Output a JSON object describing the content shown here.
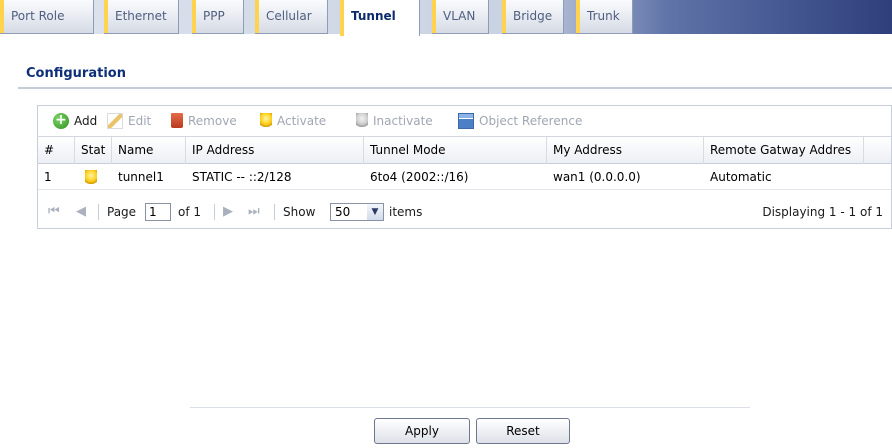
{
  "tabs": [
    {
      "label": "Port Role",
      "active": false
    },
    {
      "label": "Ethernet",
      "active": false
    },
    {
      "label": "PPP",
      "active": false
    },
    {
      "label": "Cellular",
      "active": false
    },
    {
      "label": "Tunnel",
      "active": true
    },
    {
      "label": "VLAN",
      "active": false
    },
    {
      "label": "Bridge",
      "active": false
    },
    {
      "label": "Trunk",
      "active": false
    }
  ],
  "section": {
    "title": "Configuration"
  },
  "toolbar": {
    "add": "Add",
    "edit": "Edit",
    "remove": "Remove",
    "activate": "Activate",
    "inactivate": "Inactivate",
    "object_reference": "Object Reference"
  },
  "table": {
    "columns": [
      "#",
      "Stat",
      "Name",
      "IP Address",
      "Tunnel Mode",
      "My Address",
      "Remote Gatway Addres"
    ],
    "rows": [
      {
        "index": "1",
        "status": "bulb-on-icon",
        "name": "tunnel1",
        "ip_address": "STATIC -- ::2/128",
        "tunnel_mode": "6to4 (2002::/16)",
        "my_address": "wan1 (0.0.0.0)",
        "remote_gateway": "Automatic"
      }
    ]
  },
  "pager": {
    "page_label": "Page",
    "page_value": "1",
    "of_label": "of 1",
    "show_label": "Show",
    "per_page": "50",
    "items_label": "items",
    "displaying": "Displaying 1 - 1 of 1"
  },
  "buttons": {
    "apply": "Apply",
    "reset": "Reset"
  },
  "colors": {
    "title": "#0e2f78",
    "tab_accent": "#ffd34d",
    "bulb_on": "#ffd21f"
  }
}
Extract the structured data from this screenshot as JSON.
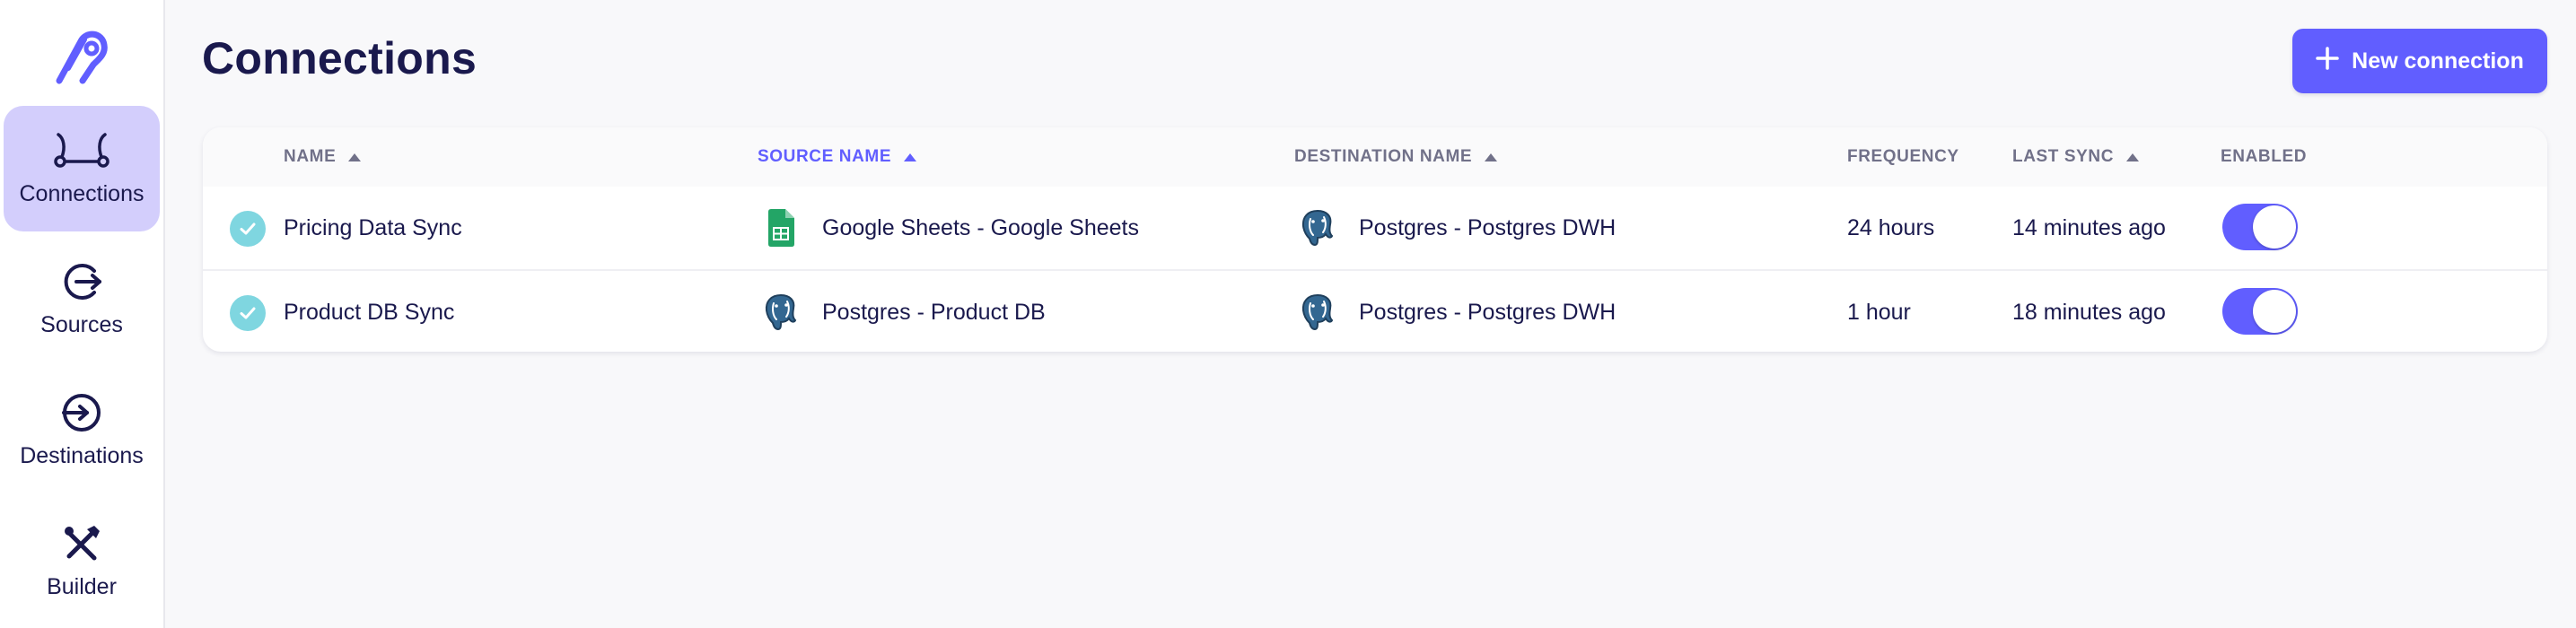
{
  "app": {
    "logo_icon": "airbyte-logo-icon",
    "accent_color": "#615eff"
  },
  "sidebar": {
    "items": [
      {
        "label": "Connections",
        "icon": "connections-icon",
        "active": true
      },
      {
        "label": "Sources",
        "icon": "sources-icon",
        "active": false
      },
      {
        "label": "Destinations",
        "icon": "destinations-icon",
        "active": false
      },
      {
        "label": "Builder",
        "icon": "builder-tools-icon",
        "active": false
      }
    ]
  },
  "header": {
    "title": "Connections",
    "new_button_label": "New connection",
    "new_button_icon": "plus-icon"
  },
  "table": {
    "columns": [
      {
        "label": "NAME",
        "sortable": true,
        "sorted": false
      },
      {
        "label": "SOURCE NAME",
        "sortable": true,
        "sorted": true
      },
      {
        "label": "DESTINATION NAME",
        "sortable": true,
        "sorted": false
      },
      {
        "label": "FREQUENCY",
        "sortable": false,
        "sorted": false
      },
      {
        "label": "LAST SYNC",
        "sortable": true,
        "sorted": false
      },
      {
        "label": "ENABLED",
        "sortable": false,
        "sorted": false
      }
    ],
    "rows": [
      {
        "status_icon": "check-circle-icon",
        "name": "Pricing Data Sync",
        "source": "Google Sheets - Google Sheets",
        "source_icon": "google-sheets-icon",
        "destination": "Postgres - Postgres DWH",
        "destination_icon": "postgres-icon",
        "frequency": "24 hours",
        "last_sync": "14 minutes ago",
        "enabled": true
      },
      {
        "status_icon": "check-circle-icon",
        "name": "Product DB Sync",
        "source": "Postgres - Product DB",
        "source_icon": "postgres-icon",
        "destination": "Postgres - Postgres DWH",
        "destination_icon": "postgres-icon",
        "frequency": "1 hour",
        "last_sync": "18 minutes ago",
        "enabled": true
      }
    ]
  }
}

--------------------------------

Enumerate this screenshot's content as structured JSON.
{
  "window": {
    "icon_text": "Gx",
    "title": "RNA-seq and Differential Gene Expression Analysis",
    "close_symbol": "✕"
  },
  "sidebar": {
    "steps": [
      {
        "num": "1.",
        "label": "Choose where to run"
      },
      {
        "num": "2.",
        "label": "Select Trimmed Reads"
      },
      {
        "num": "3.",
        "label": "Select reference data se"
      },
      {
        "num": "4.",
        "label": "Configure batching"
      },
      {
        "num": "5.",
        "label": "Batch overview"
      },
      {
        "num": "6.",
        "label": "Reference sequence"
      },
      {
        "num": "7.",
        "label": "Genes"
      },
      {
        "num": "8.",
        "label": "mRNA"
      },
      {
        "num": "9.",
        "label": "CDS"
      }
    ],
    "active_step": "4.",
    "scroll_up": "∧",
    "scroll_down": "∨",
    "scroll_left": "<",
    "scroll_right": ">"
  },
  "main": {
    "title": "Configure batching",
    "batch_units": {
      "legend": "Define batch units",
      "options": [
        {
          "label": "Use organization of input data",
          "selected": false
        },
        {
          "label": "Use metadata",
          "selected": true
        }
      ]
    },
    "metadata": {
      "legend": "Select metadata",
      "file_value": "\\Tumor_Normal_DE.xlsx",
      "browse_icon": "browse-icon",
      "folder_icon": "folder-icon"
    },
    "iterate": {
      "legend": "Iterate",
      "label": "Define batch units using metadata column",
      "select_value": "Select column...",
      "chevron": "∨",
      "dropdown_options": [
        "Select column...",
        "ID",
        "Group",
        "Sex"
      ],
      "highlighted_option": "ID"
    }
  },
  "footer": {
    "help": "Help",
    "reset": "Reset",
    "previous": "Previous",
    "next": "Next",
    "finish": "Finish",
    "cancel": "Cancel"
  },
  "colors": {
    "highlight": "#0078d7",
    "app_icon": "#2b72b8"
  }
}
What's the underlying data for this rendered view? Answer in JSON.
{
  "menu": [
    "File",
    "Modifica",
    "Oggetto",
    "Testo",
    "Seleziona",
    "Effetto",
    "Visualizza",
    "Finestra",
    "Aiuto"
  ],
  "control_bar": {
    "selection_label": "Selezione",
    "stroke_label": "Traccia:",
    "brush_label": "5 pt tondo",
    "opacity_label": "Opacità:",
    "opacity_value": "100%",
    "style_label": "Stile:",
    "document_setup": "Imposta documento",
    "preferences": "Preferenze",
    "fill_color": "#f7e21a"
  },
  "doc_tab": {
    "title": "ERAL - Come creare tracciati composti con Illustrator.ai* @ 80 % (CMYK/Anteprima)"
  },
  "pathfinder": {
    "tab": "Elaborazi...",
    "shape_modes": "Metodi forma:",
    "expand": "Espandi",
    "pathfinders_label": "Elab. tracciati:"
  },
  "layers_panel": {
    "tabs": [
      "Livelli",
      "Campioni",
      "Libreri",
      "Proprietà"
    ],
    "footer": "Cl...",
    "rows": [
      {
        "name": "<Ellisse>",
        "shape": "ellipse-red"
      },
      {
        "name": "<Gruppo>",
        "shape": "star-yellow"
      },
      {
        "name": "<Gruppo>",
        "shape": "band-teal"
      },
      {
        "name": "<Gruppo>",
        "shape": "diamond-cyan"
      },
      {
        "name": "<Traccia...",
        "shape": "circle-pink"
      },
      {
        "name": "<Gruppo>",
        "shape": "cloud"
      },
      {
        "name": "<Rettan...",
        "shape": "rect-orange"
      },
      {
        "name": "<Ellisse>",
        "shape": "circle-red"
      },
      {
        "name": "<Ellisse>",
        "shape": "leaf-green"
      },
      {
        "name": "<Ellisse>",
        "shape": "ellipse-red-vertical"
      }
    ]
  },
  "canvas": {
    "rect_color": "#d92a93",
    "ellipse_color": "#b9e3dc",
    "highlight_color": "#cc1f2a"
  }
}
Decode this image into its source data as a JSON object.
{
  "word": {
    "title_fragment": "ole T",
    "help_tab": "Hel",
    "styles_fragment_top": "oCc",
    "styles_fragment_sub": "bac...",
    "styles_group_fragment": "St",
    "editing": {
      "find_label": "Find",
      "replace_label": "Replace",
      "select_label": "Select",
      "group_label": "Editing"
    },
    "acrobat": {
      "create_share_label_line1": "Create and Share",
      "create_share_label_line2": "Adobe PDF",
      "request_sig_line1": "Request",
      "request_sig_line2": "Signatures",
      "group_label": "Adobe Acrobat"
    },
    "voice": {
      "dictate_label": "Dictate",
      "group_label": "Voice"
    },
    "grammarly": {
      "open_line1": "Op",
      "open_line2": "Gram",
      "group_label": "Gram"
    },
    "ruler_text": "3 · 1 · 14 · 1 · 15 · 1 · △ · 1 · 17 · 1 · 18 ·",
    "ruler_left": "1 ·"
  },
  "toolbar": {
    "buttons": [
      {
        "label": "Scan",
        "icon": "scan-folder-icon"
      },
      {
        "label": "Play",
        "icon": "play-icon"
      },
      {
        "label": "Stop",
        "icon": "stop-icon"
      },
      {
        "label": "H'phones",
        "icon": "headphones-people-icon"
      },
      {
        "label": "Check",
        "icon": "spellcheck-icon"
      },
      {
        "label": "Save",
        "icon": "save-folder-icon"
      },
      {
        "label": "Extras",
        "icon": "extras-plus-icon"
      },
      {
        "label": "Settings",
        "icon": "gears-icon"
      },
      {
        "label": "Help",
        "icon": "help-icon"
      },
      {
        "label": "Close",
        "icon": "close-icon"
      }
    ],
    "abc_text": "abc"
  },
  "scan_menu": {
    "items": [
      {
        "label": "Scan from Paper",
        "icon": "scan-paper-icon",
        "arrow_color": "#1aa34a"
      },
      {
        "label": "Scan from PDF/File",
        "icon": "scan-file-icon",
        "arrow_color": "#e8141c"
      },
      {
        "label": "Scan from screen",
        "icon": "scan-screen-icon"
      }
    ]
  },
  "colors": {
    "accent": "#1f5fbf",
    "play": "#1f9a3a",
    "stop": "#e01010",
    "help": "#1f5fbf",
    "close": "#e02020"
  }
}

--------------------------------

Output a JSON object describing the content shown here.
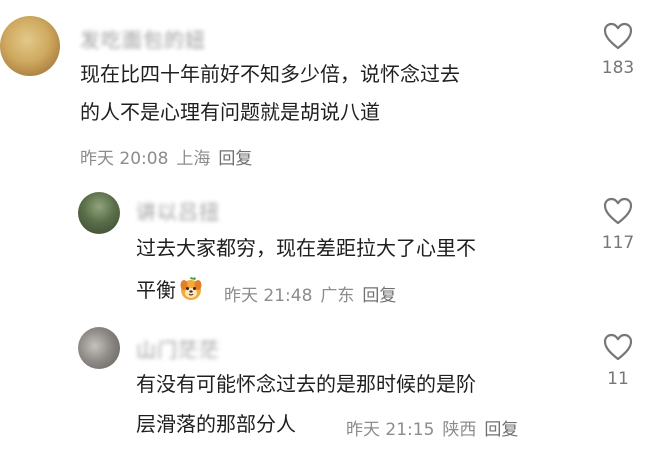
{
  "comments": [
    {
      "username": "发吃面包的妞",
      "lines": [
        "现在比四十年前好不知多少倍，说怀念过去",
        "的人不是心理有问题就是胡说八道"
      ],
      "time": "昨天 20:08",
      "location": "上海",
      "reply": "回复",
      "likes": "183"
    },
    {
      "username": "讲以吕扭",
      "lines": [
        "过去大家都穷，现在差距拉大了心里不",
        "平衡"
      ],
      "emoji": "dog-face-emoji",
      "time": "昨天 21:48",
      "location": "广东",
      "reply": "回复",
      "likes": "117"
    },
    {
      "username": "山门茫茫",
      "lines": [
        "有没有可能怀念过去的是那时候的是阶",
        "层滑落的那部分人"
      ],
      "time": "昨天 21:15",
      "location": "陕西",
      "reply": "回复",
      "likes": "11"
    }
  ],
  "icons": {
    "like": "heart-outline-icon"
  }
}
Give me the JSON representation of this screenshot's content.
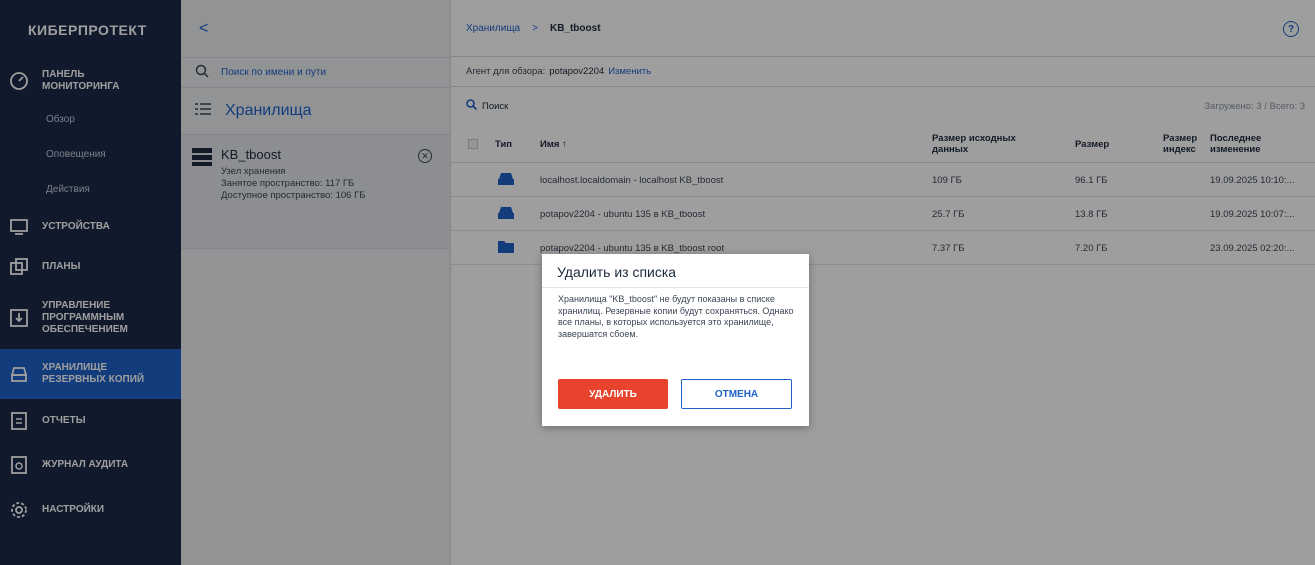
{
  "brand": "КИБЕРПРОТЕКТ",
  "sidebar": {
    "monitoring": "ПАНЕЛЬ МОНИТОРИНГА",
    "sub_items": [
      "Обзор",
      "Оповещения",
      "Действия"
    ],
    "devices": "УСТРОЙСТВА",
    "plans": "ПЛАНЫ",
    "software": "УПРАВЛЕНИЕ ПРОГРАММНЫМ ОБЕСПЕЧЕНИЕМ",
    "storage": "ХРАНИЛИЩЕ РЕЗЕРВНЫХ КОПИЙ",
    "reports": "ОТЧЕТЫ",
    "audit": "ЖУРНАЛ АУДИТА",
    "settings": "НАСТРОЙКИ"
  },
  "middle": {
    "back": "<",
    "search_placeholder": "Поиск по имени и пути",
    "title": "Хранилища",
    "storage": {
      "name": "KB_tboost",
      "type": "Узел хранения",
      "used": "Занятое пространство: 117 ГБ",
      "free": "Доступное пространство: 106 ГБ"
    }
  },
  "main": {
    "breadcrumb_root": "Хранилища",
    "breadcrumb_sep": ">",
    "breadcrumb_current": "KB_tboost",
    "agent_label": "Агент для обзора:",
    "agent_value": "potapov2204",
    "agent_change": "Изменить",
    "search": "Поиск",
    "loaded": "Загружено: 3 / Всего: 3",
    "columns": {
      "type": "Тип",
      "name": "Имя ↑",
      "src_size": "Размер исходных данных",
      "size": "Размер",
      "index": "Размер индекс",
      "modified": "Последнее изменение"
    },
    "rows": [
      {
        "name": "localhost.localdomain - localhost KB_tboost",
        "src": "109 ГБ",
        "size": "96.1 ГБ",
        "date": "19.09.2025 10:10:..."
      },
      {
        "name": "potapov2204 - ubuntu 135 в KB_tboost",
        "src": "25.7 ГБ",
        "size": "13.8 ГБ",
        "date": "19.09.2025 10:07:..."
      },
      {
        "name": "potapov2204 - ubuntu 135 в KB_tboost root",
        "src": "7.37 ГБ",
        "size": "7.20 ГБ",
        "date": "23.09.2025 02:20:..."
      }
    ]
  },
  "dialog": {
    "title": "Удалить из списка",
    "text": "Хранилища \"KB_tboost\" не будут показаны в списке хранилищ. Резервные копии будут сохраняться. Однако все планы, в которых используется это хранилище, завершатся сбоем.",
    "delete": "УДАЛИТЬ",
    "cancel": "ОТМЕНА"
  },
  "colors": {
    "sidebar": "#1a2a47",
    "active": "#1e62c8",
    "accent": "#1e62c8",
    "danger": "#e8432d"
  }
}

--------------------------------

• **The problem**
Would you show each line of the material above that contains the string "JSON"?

• **Task output**
Output a JSON object describing the content shown here.
Extract the structured data from this screenshot as JSON.
Enumerate this screenshot's content as structured JSON.
What's the underlying data for this rendered view? Answer in JSON.
Decode this image into its source data as a JSON object.
Output a JSON object describing the content shown here.
Give me the JSON representation of this screenshot's content.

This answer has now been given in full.